Warm air rises. The earth is an elegant machine, and this is one of its simple and tireless engines, recycling the oceans into life-giving rains, wafting rainbow-striped hot-air balloons into clear skies, putting the dance in the flame of a birthday candle.
Water, not oil, is the most precious fluid in our lives, the substance from which all life on the earth has sprung and continues to depend. If we run short of oil and other fossil fuels, we can use alternative energy sources
To their admirers, they are Horatio Alger heroes, poor boys who worked their way out of the slums and backwaters of the Cauca Valley. Onetime delinquent Jose Santacruz Londono studied engineering, went into construction and emerged as Don Chepe, a billionaire whose marble citadel looms high above the sugarcane fields of Cali, the country’s third largest city.

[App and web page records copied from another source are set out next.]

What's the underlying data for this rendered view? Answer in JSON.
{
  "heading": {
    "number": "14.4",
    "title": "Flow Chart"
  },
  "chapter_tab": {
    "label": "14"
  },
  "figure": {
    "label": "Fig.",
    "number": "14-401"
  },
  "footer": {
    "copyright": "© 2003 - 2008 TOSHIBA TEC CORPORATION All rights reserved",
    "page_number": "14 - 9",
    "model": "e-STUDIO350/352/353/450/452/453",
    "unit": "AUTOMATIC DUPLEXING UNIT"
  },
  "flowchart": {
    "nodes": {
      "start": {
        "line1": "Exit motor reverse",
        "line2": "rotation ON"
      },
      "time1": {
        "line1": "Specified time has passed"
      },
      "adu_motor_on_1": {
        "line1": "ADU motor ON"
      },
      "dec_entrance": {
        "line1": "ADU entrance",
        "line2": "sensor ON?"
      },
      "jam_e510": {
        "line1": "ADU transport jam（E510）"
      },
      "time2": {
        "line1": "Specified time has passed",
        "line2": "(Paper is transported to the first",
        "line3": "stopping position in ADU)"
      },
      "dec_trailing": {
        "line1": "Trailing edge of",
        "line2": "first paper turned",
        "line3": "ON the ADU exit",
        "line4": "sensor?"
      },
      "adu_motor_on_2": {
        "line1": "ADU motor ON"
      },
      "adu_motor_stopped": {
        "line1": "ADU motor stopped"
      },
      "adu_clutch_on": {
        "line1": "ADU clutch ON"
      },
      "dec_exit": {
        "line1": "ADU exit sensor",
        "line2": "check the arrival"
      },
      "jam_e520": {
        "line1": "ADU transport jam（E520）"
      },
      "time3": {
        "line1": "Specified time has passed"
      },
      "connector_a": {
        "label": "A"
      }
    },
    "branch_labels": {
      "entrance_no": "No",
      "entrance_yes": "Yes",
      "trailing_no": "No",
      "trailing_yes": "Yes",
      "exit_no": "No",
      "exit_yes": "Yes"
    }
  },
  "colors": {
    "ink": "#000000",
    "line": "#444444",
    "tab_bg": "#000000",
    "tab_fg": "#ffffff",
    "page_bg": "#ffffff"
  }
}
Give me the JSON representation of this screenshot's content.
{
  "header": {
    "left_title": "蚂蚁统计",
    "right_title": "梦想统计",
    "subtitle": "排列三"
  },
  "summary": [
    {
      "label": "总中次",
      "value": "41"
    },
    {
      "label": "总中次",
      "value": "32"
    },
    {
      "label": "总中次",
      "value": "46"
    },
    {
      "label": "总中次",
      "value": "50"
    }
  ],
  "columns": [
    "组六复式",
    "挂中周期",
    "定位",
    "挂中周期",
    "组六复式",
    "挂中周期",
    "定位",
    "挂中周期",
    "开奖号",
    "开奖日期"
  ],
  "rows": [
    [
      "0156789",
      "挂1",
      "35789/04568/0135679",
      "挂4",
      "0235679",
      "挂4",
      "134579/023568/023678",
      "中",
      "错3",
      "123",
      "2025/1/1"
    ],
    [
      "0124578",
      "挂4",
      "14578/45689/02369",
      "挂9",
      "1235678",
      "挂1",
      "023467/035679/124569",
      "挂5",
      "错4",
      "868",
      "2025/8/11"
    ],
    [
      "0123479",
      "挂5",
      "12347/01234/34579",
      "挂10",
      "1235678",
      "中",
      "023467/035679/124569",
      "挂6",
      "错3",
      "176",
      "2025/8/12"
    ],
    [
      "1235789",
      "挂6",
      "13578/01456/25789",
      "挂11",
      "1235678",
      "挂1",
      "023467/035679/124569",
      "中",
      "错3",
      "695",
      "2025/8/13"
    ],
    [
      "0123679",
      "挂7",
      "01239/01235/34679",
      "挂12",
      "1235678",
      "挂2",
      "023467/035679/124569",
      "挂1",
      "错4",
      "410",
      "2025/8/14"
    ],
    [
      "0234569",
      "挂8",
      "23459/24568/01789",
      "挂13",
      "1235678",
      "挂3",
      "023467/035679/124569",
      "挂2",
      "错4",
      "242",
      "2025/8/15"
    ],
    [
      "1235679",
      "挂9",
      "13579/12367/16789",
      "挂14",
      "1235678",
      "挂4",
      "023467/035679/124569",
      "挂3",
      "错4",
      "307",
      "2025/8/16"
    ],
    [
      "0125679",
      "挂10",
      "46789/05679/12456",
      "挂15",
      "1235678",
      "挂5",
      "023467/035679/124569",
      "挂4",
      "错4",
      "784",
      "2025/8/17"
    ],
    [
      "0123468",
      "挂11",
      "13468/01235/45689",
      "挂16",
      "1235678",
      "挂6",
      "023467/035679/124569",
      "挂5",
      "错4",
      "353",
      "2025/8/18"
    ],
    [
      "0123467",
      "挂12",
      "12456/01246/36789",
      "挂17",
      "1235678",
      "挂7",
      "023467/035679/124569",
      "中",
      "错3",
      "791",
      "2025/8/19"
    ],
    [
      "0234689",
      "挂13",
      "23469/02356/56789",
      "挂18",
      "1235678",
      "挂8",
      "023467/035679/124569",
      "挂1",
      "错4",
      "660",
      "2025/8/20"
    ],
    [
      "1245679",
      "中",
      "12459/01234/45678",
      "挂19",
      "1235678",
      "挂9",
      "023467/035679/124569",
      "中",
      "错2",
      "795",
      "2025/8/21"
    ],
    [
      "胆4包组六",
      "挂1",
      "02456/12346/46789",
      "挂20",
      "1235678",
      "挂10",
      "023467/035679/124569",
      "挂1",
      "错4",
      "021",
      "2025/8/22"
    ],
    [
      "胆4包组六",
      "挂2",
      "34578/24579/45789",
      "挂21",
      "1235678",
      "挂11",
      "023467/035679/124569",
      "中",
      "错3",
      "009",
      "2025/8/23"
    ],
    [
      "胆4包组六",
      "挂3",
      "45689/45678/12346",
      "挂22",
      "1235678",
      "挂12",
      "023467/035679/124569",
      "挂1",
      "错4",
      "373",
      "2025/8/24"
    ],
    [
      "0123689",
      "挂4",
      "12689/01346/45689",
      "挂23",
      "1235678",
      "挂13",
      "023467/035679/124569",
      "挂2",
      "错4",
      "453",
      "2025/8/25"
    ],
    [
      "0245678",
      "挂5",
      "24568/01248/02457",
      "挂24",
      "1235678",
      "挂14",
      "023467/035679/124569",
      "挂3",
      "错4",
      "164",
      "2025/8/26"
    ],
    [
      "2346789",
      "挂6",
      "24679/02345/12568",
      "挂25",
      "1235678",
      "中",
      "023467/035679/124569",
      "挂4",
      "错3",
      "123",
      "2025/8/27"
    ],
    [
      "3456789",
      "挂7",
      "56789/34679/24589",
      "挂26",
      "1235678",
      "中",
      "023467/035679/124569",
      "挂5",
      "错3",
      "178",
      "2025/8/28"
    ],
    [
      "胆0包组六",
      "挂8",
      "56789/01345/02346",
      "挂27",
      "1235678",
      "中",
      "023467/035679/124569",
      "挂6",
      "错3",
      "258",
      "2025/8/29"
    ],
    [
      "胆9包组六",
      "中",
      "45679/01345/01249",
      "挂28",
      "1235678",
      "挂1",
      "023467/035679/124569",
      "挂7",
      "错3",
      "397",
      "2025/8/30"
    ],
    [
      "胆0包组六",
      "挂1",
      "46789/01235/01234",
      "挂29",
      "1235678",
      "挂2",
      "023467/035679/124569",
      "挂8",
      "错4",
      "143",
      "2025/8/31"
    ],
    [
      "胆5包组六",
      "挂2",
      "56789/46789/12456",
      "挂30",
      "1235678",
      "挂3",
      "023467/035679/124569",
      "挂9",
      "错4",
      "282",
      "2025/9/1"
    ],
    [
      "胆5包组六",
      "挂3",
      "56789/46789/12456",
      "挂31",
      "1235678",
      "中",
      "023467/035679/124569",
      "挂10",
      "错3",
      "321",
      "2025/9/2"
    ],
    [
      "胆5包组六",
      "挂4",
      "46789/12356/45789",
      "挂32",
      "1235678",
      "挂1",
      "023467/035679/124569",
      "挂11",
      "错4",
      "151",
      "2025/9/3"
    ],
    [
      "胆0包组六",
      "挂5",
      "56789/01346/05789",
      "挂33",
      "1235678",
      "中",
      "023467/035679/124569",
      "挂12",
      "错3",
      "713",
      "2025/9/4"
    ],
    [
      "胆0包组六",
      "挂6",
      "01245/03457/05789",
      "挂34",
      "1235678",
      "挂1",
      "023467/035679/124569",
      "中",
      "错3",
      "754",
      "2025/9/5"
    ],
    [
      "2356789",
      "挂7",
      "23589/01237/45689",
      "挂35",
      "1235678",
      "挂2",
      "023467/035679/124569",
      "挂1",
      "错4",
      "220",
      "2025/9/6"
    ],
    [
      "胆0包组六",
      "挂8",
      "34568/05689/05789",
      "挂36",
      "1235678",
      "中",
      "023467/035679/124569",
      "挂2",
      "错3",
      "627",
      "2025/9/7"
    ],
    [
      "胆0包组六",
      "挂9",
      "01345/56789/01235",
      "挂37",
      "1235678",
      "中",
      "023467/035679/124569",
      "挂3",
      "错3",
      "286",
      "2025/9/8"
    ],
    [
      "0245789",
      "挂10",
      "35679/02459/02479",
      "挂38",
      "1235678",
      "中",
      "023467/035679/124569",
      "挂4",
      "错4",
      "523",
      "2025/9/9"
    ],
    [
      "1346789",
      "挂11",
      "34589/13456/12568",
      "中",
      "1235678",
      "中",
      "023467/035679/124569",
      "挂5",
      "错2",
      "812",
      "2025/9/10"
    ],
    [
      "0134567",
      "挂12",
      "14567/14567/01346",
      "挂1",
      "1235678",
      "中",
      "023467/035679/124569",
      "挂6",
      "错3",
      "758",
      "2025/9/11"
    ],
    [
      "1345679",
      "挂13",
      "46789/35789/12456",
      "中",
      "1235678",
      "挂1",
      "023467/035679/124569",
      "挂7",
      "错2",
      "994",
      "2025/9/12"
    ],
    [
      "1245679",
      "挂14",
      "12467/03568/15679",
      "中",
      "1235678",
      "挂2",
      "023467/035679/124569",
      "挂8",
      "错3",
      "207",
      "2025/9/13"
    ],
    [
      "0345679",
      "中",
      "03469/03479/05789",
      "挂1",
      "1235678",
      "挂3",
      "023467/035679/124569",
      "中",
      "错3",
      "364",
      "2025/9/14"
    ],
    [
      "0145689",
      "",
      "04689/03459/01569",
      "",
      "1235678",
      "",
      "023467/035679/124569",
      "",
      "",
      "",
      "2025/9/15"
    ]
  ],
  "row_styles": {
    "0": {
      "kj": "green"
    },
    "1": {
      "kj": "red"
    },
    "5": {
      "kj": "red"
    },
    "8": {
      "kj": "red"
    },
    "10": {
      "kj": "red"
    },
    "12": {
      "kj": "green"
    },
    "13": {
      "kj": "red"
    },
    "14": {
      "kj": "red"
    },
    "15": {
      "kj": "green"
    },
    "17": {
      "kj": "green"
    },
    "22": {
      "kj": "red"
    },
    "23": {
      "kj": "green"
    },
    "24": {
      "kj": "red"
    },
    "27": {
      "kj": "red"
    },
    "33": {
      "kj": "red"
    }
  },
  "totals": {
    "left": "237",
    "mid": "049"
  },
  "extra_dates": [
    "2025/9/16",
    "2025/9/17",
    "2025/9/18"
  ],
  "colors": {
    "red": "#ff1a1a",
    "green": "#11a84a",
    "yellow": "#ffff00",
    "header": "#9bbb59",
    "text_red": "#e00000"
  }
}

Pilots winging over raging Libyan battlefields in Mirage and F-16 fighter jets. A convoy of troops and tanks rumbling to the aid of an embattled partner
Pakistani Foreign Minister Shah Mehmood Qureshi met with U.S. Secretary Hillary Clinton and urged the United States to articulate a long-term vision for the region, amid debate over U.S.
Hundreds of thousands of children worldwide are thought to be working full-time on tobacco farms, suffering from toxic levels of nicotine exposure and abusive labor conditions.
President Obama said Wednesday that the nations of the world are failing to work together to confront the most pressing challenges of today. “Now is the time for all of us to take our share of responsibility for a global response to global challenges,” Obama said, in his first speech as president to the U.N
The United States temporarily closed its government facilities in South Africa on Tuesday after a “possible threat” to its embassy, the U.S.
Asia is set to lead the world out of the global financial crisis in spite of the slow recovery in the US and Europe, according to the latest forecasts by the Asian Development Bank. In a dramatic contrast to its view in March, when it slashed 2009 growth forecasts for Asia excluding Japan from 7.2 per cent to 3.4 per cent, the ADB on Tuesday said the region would grow more strongly than expected both this year and in 2010.